* **Work order**:
Extract, from the listing that follows, each line containing the word "guard".

● ● ● ● ●

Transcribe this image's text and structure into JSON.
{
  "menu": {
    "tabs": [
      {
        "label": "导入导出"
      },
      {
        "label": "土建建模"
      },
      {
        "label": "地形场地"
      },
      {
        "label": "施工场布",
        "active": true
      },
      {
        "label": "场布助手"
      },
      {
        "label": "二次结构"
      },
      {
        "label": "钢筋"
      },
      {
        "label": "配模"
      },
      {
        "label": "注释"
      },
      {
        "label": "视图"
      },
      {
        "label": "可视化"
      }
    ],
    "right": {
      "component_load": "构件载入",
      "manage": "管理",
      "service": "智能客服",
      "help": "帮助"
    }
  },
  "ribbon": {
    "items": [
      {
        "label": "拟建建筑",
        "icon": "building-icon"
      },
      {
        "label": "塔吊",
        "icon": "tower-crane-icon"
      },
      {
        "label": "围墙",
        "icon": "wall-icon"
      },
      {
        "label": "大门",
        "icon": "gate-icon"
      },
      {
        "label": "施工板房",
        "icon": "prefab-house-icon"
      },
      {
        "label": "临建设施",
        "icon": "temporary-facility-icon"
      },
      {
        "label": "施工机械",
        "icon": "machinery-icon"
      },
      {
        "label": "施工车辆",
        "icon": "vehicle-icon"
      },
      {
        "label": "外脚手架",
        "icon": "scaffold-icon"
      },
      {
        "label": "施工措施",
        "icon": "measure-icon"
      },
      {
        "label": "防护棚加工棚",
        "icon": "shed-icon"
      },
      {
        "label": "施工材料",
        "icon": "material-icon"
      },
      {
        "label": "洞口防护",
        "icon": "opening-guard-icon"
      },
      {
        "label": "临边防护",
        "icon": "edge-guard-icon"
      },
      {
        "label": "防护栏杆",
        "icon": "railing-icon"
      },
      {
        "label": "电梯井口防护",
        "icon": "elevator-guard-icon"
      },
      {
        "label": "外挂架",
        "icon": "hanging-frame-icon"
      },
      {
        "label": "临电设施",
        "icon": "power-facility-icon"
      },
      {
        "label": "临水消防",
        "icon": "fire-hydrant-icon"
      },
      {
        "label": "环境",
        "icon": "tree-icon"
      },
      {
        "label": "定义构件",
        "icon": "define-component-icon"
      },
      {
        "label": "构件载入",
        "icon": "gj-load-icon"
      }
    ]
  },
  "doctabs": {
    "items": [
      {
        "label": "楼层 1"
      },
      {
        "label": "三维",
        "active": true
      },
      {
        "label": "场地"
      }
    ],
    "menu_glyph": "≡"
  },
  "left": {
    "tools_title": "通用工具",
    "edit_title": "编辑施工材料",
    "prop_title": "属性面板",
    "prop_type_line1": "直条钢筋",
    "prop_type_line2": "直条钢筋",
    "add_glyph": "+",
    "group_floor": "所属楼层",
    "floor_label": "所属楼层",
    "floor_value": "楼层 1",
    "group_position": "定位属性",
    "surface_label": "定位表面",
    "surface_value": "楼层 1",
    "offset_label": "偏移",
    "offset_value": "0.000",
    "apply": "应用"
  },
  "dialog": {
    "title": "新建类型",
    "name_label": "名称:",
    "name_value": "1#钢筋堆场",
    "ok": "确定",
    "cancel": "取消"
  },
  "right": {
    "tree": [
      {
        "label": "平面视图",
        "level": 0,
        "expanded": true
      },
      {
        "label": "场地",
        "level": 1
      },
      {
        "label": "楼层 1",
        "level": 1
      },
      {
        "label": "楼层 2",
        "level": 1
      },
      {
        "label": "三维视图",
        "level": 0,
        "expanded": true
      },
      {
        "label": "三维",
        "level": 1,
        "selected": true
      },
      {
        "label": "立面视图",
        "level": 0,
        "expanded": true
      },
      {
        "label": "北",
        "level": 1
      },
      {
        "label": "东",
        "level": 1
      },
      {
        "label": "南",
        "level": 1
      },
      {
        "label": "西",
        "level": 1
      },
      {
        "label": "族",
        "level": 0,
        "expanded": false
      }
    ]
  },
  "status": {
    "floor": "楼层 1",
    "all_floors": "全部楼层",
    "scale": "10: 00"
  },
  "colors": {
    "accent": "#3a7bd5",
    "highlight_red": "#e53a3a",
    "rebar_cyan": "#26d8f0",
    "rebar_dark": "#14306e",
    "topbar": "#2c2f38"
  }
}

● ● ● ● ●

* **Written response**:
        "icon": "opening-guard-icon"
        "icon": "edge-guard-icon"
        "icon": "elevator-guard-icon"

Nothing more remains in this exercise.